Under the scanner

Under the scanner

Under the scanner

So, India have bowed out early again after another shambolic performance at the World T20. It was at this event that Mahendra Singh Dhoni was catapulted to cult status when the Jharkhandi, in his very first assignment as the national captain, guided India to the title triumph in the inaugural edition in South Africa.

Less than three years after his greatest hour of glory, Dhoni is facing the biggest scrutiny of his cricketing career yet following his team’s failure to move beyond the Super Eights of the competition.

The exit from the Caribbean, their second successive Super Eights whitewash in less than a year of this tournament, has thrown up several questions. Their weakness against the rising ball was apparent and is being discussed and dissected extensively, but in the din of this issue, one shouldn’t lose sight of other problems.
India’s fast bowling depth, or rather the lack of it, was on full view, their fielding standards and running between the wickets were pedestrian and the less aid about the fitness levels of some of the players, the better.

The fitness issue is obviously linked to the 45-day Indian Premier League that closely preceded the World T20. The question was posed to Dhoni after each defeat and the skipper kept saying that the IPL had nothing to do with their performance. The right-hander was pilloried for not admitting that the IPL had sapped the players of their energies ahead of an important international assignment.
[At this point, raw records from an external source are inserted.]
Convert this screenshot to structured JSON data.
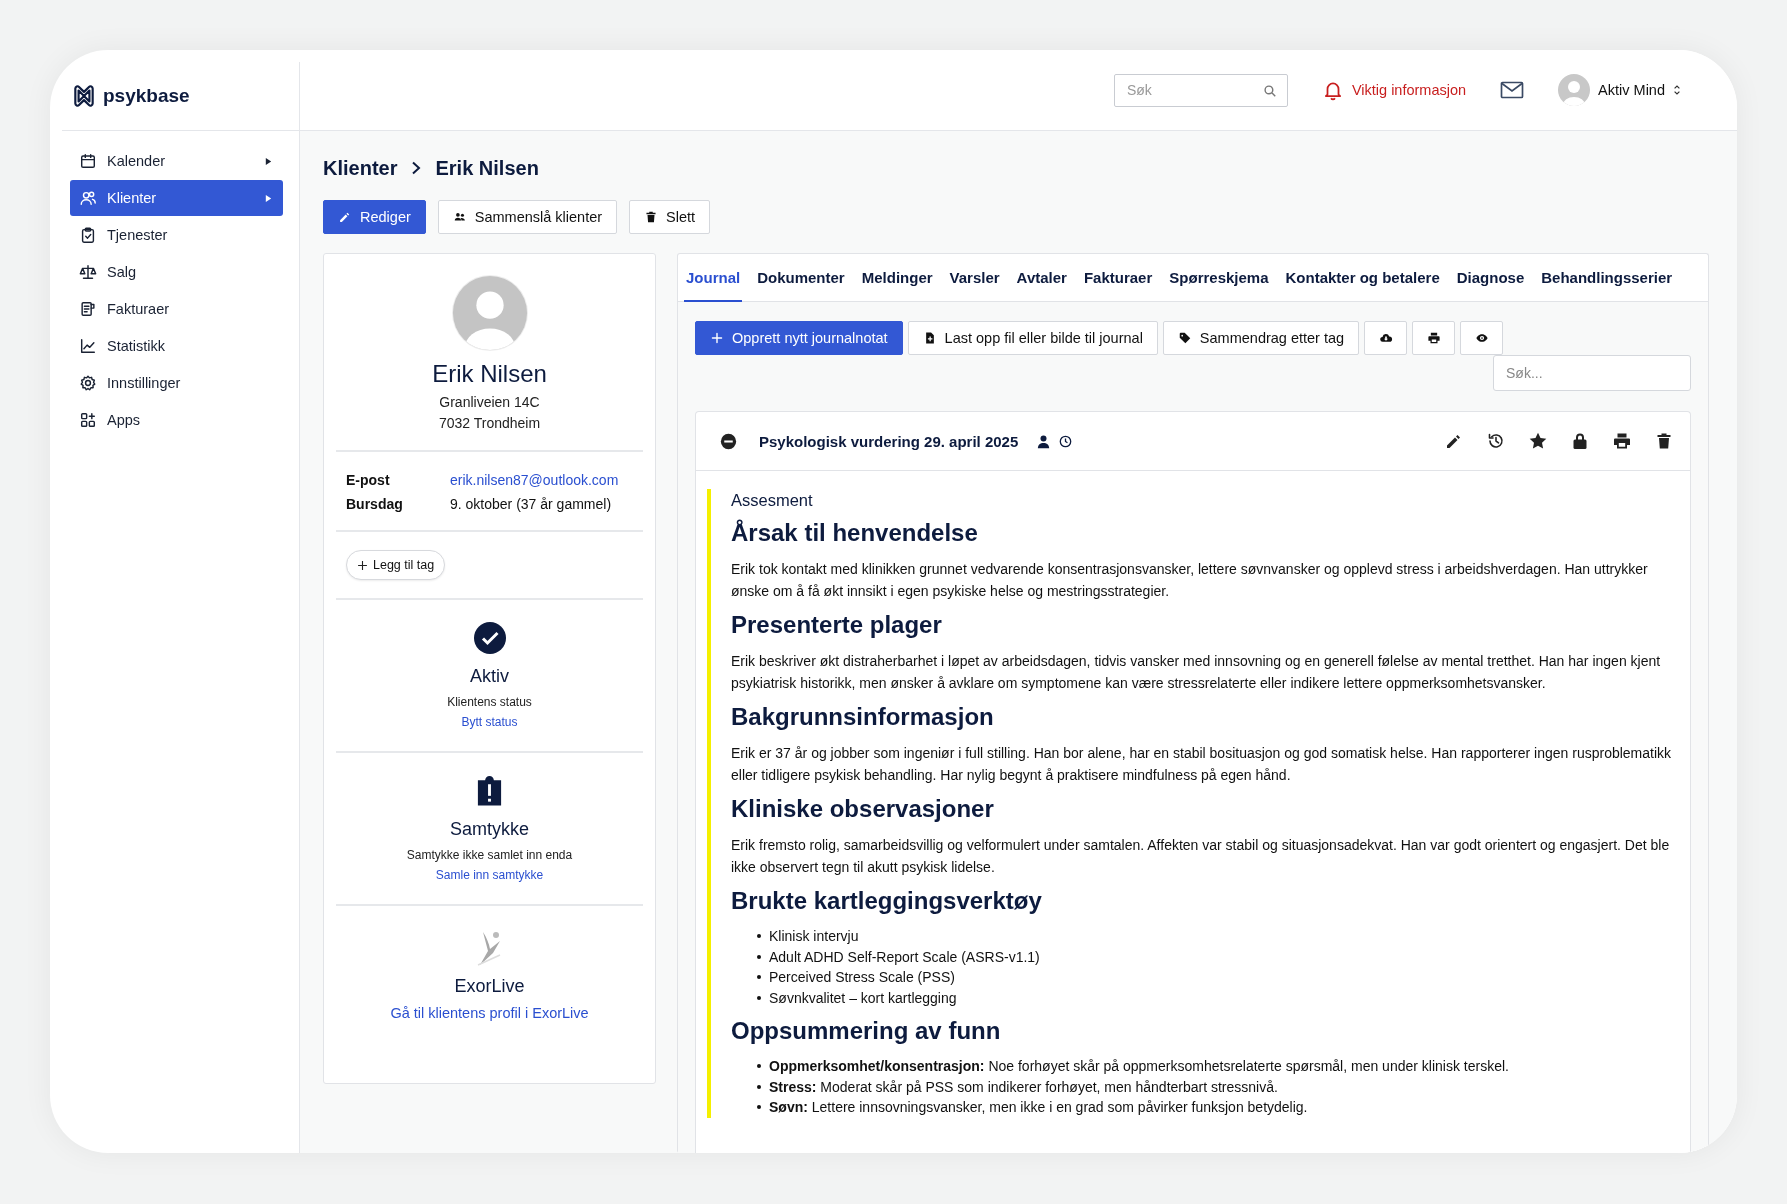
{
  "logo": {
    "name": "psykbase"
  },
  "topbar": {
    "search": {
      "placeholder": "Søk"
    },
    "alert": "Viktig informasjon",
    "user": {
      "name": "Aktiv Mind"
    }
  },
  "sidebar": {
    "items": [
      {
        "label": "Kalender",
        "expandable": true,
        "selected": false
      },
      {
        "label": "Klienter",
        "expandable": true,
        "selected": true
      },
      {
        "label": "Tjenester",
        "expandable": false,
        "selected": false
      },
      {
        "label": "Salg",
        "expandable": false,
        "selected": false
      },
      {
        "label": "Fakturaer",
        "expandable": false,
        "selected": false
      },
      {
        "label": "Statistikk",
        "expandable": false,
        "selected": false
      },
      {
        "label": "Innstillinger",
        "expandable": false,
        "selected": false
      },
      {
        "label": "Apps",
        "expandable": false,
        "selected": false
      }
    ]
  },
  "breadcrumb": [
    "Klienter",
    "Erik Nilsen"
  ],
  "actions": [
    {
      "label": "Rediger",
      "primary": true
    },
    {
      "label": "Sammenslå klienter",
      "primary": false
    },
    {
      "label": "Slett",
      "primary": false
    }
  ],
  "client": {
    "name": "Erik Nilsen",
    "address": [
      "Granliveien 14C",
      "7032 Trondheim"
    ],
    "details": [
      {
        "label": "E-post",
        "value": "erik.nilsen87@outlook.com",
        "link": true
      },
      {
        "label": "Bursdag",
        "value": "9. oktober (37 år gammel)",
        "link": false
      }
    ],
    "tag_button": "Legg til tag",
    "sections": [
      {
        "kind": "status",
        "title": "Aktiv",
        "subtitle": "Klientens status",
        "link": "Bytt status"
      },
      {
        "kind": "consent",
        "title": "Samtykke",
        "subtitle": "Samtykke ikke samlet inn enda",
        "link": "Samle inn samtykke"
      },
      {
        "kind": "integration",
        "title": "ExorLive",
        "link": "Gå til klientens profil i ExorLive"
      }
    ]
  },
  "tabs": [
    {
      "label": "Journal",
      "selected": true
    },
    {
      "label": "Dokumenter",
      "selected": false
    },
    {
      "label": "Meldinger",
      "selected": false
    },
    {
      "label": "Varsler",
      "selected": false
    },
    {
      "label": "Avtaler",
      "selected": false
    },
    {
      "label": "Fakturaer",
      "selected": false
    },
    {
      "label": "Spørreskjema",
      "selected": false
    },
    {
      "label": "Kontakter og betalere",
      "selected": false
    },
    {
      "label": "Diagnose",
      "selected": false
    },
    {
      "label": "Behandlingsserier",
      "selected": false
    }
  ],
  "journal_toolbar": {
    "buttons": [
      {
        "label": "Opprett nytt journalnotat",
        "primary": true
      },
      {
        "label": "Last opp fil eller bilde til journal",
        "primary": false
      },
      {
        "label": "Sammendrag etter tag",
        "primary": false
      },
      {
        "primary": false
      },
      {
        "primary": false
      },
      {
        "primary": false
      }
    ],
    "search": {
      "placeholder": "Søk..."
    }
  },
  "entry": {
    "title": "Psykologisk vurdering 29. april 2025",
    "expanded": true,
    "type": "Assesment",
    "sections": [
      {
        "kind": "paragraph",
        "heading": "Årsak til henvendelse",
        "text": "Erik tok kontakt med klinikken grunnet vedvarende konsentrasjonsvansker, lettere søvnvansker og opplevd stress i arbeidshverdagen. Han uttrykker ønske om å få økt innsikt i egen psykiske helse og mestringsstrategier."
      },
      {
        "kind": "paragraph",
        "heading": "Presenterte plager",
        "text": "Erik beskriver økt distraherbarhet i løpet av arbeidsdagen, tidvis vansker med innsovning og en generell følelse av mental tretthet. Han har ingen kjent psykiatrisk historikk, men ønsker å avklare om symptomene kan være stressrelaterte eller indikere lettere oppmerksomhetsvansker."
      },
      {
        "kind": "paragraph",
        "heading": "Bakgrunnsinformasjon",
        "text": "Erik er 37 år og jobber som ingeniør i full stilling. Han bor alene, har en stabil bosituasjon og god somatisk helse. Han rapporterer ingen rusproblematikk eller tidligere psykisk behandling. Har nylig begynt å praktisere mindfulness på egen hånd."
      },
      {
        "kind": "paragraph",
        "heading": "Kliniske observasjoner",
        "text": "Erik fremsto rolig, samarbeidsvillig og velformulert under samtalen. Affekten var stabil og situasjonsadekvat. Han var godt orientert og engasjert. Det ble ikke observert tegn til akutt psykisk lidelse."
      },
      {
        "kind": "list",
        "heading": "Brukte kartleggingsverktøy",
        "items": [
          "Klinisk intervju",
          "Adult ADHD Self-Report Scale (ASRS-v1.1)",
          "Perceived Stress Scale (PSS)",
          "Søvnkvalitet – kort kartlegging"
        ]
      },
      {
        "kind": "list",
        "heading": "Oppsummering av funn",
        "items": [
          "**Oppmerksomhet/konsentrasjon:** Noe forhøyet skår på oppmerksomhetsrelaterte spørsmål, men under klinisk terskel.",
          "**Stress:** Moderat skår på PSS som indikerer forhøyet, men håndterbart stressnivå.",
          "**Søvn:** Lettere innsovningsvansker, men ikke i en grad som påvirker funksjon betydelig."
        ]
      }
    ]
  }
}
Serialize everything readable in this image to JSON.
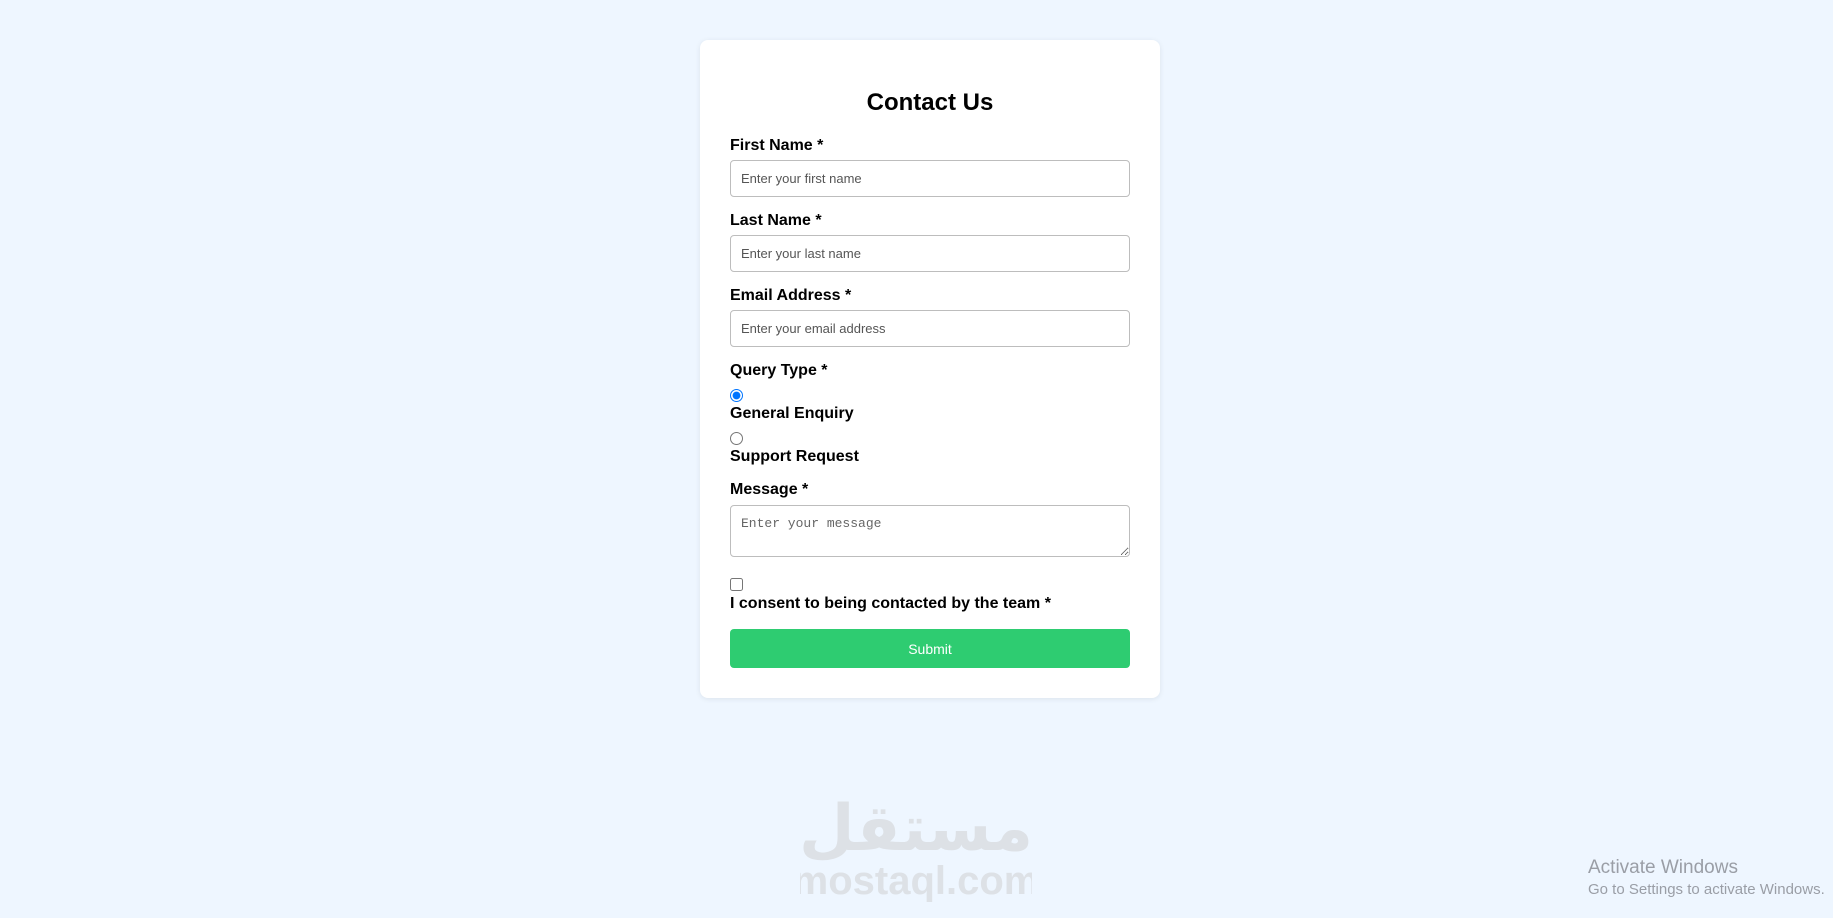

With the final rites done on the field after Sri Lanka drove in the final nail in their coffin, the post-mortem began in right earnest and more questions on the IPL’s adverse affects were inevitable. So when Dhoni finally admitted that the Indian T20 league can be quite tiring because of what goes along with it, he was accused of giving a lame excuse. Damned if you agree and damned if you don’t.

The IPL is, without a doubt, an intense tournament and as Anil Kumble pointed out in one of his syndicated columns, the pressure on the players from the franchisees is more than when they appear for the country. Strange as it might sound, there has to be some truth to it. But to put the entire blame at the doorstep of the IPL would be running away from facts.

If the same logic were to be applied, then Australia, with as many as eight players who turned up for various IPL teams in their World T20 squad, too should have been drained out. Instead, they are making mincemeat of their opponents. And it’s the IPL players -- Michael Hussey, Shane Watson, David Warner, Dirk Nannes and Cameron White, among others – who have been their key performers in the Caribbean.

One has to admit that India weren’t simply good enough on the field, both tactically and technically. Just over a fortnight ago, Dhoni was hailed for his out-of-the-box thinking when he set up Kieron Pollard’s dismissal in the IPL final against the Mumbai Indians. In the Caribbean, though, Dhoni’s strategies and team combinations came unstuck. Admittedly he had very few options, but his handling of the limited resources found few takers. Usually calm even in the face of the sternest test, Dhoni appeared flustered when things didn’t go his way.

Of course, the rising ball did them in again and it’s a weakness most teams in the world with a medium-pacer worth his salt will look to exploit at the slightest hint of an opportunity. The inadequacy, Dhoni pointed out, was the result of the system back home that didn’t encourage quality fast bowling. “We come from a place where we don’t have bowlers who bowl at 145-150 kmph consistently, and most of the wickets don’t have that kind of bounce,” Dhoni reasoned out. 

It might be argued that we have players like Rahul Dravid, Sachin Tendulkar and VVS Laxman who are the products of the same system and good players of the short ball as well. But as well as the triumvirate plays the rising delivery, they are adept at leaving it alone also, a luxury they can afford in Tests and to an extent in one-dayers. But in a T20 match, there is little scope for playing dot balls.

If you duck or leave alone even two deliveries, the pressure on the batsman mounts at a rapid pace. “It’s not rocket science,” said Dhoni about playing the short-pitched balls. “But in T20, if you consistently get short-pitched balls, the problem is you can’t leave too many balls and if you do, there’s a pressure to score.

Point taken, but then why is it that only Indian batsmen are targeted with bouncers? Obviously, rival teams have figured out their chink; unless the batsmen equip themselves with the technique to handle it, they -- and by extension the team -- will continue to be embarrassed.

Get a round-up of the day's top stories in your inbox

Check out all newsletters

Get a round-up of the day's top stories in your inbox